» Dataset rows describing interfaces:
╔══

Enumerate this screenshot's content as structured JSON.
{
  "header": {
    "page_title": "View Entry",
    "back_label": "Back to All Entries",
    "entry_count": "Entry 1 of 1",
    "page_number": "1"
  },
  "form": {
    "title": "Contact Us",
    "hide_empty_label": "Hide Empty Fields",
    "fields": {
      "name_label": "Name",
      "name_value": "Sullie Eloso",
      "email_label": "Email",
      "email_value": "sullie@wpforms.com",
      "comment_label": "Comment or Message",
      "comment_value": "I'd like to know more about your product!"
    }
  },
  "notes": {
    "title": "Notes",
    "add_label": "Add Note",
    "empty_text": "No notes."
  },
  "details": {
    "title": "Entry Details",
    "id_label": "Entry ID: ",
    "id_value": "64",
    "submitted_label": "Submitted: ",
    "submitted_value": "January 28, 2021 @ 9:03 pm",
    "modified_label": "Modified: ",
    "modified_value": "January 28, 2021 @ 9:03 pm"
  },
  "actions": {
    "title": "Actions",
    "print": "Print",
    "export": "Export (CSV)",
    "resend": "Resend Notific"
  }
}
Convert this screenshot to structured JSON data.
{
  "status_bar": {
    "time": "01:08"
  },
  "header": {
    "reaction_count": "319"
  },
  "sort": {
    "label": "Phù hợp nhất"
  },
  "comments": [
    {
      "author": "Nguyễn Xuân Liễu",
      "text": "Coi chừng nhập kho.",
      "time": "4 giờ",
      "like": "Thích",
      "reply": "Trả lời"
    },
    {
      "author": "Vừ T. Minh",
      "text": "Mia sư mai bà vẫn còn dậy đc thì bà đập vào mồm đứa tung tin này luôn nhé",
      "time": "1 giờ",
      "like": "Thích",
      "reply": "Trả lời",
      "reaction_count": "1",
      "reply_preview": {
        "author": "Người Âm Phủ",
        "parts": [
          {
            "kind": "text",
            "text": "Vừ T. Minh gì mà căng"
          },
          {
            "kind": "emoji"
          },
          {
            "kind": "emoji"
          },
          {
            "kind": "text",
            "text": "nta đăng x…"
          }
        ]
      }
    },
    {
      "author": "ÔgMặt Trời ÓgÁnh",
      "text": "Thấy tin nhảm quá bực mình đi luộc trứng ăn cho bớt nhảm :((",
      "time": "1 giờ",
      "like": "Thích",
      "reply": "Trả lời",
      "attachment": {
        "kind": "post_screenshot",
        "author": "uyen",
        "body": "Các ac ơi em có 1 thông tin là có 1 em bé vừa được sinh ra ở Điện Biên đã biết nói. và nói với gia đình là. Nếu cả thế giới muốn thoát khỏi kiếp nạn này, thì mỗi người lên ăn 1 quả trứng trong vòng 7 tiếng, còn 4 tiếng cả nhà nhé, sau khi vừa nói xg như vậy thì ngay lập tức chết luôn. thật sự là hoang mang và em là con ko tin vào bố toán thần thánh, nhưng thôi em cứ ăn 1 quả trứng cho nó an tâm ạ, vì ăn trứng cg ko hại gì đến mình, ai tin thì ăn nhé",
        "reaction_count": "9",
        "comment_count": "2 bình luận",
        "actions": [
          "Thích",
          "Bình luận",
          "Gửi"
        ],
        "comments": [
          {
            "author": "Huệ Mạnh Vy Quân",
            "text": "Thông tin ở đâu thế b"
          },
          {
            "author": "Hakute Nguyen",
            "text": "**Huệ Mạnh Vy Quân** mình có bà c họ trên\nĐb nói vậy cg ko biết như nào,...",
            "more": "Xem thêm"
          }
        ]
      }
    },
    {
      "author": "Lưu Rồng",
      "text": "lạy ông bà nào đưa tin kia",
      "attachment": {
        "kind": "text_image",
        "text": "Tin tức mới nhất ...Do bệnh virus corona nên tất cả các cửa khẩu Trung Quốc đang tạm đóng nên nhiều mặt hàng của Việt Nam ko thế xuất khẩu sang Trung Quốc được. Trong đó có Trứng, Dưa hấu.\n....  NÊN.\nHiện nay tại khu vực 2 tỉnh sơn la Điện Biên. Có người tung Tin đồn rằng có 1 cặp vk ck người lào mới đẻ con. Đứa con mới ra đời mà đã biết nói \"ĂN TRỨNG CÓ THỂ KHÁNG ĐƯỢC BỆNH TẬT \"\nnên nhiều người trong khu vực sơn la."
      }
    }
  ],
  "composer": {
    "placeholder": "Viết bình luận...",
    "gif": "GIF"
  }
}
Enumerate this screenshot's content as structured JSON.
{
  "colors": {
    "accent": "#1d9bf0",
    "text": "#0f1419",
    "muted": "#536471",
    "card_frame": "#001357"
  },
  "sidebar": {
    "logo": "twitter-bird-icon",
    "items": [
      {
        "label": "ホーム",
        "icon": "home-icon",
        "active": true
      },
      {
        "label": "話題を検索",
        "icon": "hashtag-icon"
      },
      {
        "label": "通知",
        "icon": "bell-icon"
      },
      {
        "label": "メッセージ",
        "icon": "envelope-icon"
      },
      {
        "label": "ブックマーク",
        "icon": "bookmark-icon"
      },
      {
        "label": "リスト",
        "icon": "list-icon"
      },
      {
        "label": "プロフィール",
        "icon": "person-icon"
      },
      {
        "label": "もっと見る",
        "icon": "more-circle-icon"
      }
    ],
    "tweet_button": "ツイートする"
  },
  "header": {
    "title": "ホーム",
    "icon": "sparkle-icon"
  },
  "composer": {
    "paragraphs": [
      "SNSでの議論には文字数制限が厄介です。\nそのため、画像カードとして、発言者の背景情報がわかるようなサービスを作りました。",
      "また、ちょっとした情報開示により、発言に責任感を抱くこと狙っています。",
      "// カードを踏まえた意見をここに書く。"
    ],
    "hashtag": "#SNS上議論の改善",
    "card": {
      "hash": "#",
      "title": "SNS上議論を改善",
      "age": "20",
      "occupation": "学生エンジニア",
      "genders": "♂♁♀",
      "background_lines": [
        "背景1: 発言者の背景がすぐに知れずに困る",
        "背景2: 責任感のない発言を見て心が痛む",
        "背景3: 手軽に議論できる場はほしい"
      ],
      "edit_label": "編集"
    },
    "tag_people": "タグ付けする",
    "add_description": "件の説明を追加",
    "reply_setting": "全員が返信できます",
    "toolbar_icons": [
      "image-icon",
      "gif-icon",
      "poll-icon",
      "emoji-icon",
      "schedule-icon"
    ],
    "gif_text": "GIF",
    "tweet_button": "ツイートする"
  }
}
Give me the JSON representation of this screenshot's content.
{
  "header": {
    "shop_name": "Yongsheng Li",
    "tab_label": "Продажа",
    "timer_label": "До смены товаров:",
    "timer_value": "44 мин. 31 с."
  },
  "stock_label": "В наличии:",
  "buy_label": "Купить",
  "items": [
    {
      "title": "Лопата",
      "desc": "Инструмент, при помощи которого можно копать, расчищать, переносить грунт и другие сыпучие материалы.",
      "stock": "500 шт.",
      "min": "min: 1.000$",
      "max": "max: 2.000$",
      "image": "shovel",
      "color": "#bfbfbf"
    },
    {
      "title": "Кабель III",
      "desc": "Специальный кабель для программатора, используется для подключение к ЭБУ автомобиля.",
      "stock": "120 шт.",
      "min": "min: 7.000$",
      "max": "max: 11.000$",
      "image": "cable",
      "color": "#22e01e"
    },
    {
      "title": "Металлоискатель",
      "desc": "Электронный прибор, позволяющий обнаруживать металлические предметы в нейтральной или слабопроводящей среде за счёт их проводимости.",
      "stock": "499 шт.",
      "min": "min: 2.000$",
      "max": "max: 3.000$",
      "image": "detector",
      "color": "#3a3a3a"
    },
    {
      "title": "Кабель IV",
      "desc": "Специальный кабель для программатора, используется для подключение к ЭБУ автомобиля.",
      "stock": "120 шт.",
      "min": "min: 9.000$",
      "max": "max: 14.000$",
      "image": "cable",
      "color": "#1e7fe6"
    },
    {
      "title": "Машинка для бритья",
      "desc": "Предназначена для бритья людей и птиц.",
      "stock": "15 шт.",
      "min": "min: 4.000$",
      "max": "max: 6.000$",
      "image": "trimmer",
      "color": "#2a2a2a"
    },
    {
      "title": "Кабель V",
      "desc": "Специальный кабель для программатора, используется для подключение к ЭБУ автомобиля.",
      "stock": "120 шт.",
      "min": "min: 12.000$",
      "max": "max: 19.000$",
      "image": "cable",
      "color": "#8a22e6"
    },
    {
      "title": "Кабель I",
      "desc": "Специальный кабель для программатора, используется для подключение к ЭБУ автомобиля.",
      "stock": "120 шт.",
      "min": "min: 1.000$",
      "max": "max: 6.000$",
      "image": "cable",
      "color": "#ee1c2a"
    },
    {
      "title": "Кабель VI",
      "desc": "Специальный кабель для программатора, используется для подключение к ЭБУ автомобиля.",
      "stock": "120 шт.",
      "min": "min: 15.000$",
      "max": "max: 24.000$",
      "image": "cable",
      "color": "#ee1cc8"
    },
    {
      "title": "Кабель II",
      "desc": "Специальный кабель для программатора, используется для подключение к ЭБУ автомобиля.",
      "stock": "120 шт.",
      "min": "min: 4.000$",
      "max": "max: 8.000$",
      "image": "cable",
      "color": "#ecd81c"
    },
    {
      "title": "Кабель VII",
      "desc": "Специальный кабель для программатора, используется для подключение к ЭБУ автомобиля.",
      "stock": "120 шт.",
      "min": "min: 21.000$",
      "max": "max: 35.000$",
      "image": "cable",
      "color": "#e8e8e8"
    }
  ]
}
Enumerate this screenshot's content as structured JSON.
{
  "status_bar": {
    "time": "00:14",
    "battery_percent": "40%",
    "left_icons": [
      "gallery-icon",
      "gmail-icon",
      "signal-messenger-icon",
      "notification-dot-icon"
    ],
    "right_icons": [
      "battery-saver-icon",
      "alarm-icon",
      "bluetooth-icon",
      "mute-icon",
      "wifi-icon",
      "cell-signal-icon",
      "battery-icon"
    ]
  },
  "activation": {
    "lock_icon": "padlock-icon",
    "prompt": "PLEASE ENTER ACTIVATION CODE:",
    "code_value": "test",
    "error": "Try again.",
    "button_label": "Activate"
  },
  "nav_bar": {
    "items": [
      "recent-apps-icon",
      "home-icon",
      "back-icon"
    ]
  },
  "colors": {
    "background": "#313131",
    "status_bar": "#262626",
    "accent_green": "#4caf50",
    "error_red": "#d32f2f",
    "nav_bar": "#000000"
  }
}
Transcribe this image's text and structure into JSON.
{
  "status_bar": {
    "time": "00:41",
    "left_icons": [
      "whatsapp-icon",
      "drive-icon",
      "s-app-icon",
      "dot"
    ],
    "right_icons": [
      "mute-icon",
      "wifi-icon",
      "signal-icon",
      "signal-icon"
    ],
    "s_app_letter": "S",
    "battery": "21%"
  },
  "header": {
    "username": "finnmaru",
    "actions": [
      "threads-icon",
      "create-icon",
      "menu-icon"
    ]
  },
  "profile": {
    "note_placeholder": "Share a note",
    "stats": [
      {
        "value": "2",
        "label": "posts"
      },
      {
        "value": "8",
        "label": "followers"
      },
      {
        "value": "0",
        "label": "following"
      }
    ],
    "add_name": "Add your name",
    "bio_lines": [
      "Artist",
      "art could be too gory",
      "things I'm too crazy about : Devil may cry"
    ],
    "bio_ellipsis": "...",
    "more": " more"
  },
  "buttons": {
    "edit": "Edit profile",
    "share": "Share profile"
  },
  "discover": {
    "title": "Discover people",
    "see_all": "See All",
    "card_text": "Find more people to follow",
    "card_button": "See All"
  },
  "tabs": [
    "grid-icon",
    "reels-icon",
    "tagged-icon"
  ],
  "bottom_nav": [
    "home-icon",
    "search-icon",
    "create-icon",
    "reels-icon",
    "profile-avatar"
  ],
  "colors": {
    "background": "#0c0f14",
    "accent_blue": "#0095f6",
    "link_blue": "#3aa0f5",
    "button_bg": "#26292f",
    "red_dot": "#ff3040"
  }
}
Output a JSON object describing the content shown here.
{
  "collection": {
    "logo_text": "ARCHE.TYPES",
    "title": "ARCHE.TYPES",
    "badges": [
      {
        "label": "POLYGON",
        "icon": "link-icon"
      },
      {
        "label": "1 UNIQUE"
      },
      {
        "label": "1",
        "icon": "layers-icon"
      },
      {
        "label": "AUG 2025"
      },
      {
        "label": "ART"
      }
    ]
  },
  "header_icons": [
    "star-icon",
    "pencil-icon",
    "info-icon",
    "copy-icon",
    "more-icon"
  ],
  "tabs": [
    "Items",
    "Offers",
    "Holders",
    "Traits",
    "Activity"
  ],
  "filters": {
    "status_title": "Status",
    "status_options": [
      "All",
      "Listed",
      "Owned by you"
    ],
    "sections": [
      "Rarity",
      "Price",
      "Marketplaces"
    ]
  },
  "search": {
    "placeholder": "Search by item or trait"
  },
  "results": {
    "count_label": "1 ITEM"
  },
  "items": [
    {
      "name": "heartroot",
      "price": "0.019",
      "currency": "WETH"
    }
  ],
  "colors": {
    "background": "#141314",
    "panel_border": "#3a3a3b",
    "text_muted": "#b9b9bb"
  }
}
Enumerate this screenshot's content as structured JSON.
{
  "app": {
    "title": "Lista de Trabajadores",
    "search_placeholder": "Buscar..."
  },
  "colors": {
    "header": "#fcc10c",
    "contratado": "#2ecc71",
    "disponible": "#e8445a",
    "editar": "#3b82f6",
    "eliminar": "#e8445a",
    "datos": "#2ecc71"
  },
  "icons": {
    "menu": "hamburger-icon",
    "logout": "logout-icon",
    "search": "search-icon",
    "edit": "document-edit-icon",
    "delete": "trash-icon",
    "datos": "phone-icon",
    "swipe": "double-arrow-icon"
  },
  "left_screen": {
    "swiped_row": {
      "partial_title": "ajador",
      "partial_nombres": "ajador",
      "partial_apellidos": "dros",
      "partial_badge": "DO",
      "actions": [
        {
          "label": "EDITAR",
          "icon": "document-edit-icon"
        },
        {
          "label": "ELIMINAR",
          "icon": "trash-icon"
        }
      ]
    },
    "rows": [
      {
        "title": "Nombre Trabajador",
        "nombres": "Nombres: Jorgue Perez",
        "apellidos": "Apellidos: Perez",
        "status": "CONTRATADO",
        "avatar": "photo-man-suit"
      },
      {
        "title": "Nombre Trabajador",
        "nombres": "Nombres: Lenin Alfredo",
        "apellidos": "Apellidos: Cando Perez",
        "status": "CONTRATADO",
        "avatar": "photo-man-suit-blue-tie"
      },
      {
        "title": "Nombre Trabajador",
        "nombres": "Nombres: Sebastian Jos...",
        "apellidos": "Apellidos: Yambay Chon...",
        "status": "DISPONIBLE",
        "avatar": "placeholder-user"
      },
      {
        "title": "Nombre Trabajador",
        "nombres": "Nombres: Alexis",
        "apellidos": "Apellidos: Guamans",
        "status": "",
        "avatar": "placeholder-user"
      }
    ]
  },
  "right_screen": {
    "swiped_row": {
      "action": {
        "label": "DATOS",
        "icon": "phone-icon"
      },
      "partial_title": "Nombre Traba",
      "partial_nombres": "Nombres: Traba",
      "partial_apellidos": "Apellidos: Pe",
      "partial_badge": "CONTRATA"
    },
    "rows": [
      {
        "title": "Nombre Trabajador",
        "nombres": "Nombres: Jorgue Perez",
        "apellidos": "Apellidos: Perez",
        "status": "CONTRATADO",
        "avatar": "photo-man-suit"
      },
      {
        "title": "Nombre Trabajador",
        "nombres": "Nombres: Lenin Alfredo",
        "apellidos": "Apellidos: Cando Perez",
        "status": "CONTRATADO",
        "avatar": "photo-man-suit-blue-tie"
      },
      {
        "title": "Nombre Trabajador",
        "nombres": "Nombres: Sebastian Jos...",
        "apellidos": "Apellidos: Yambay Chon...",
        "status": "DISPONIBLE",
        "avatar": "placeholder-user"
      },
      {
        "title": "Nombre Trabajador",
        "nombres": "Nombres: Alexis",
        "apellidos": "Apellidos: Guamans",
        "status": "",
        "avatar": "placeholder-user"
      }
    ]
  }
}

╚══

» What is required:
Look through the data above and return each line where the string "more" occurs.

» Task answer:
      "comment_value": "I'd like to know more about your product!"
            "more": "Xem thêm"
        "icon": "more-circle-icon"
    "more": " more"
    "card_text": "Find more people to follow",
    "more-icon"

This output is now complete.